> [Work task]:
Give back an exact copy of the listing that follows, without the pictures.
───── Source information
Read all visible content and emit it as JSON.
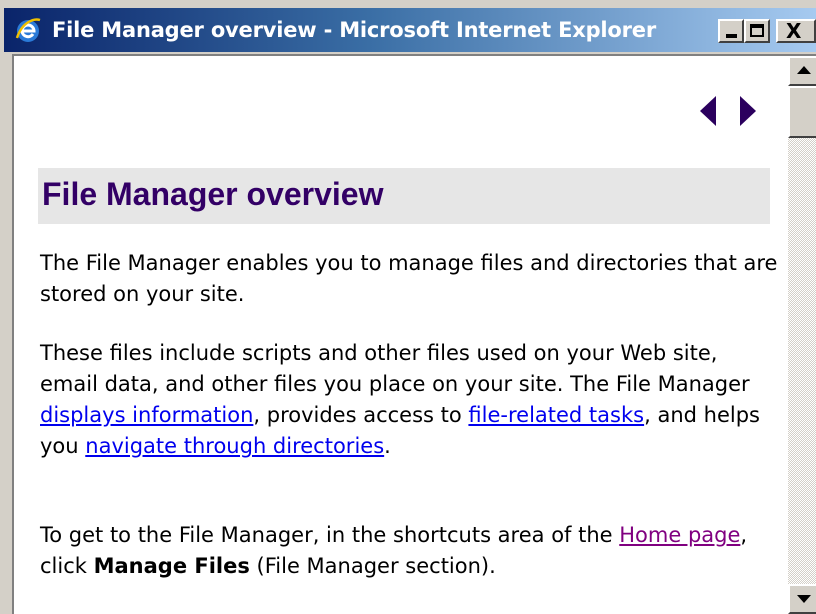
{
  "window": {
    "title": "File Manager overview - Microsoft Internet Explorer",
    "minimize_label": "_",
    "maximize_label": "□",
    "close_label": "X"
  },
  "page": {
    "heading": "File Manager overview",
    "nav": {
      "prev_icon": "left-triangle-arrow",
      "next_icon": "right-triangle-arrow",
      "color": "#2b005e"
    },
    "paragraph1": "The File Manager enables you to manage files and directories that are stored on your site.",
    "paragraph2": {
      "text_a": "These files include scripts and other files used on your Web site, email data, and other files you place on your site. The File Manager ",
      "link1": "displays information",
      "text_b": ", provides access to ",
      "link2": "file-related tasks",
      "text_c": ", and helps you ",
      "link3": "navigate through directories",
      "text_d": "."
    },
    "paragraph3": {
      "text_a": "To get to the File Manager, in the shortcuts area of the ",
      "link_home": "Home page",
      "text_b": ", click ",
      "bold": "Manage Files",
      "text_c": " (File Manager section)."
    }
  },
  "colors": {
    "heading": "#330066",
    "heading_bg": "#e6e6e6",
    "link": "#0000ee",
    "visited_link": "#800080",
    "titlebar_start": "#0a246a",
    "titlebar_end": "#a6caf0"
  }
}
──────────
> [Solution]:
Read all visible content and emit it as JSON.
{
  "window": {
    "title": "File Manager overview - Microsoft Internet Explorer",
    "minimize_label": "_",
    "maximize_label": "□",
    "close_label": "X"
  },
  "page": {
    "heading": "File Manager overview",
    "nav": {
      "prev_icon": "left-triangle-arrow",
      "next_icon": "right-triangle-arrow",
      "color": "#2b005e"
    },
    "paragraph1": "The File Manager enables you to manage files and directories that are stored on your site.",
    "paragraph2": {
      "text_a": "These files include scripts and other files used on your Web site, email data, and other files you place on your site. The File Manager ",
      "link1": "displays information",
      "text_b": ", provides access to ",
      "link2": "file-related tasks",
      "text_c": ", and helps you ",
      "link3": "navigate through directories",
      "text_d": "."
    },
    "paragraph3": {
      "text_a": "To get to the File Manager, in the shortcuts area of the ",
      "link_home": "Home page",
      "text_b": ", click ",
      "bold": "Manage Files",
      "text_c": " (File Manager section)."
    }
  },
  "colors": {
    "heading": "#330066",
    "heading_bg": "#e6e6e6",
    "link": "#0000ee",
    "visited_link": "#800080",
    "titlebar_start": "#0a246a",
    "titlebar_end": "#a6caf0"
  }
}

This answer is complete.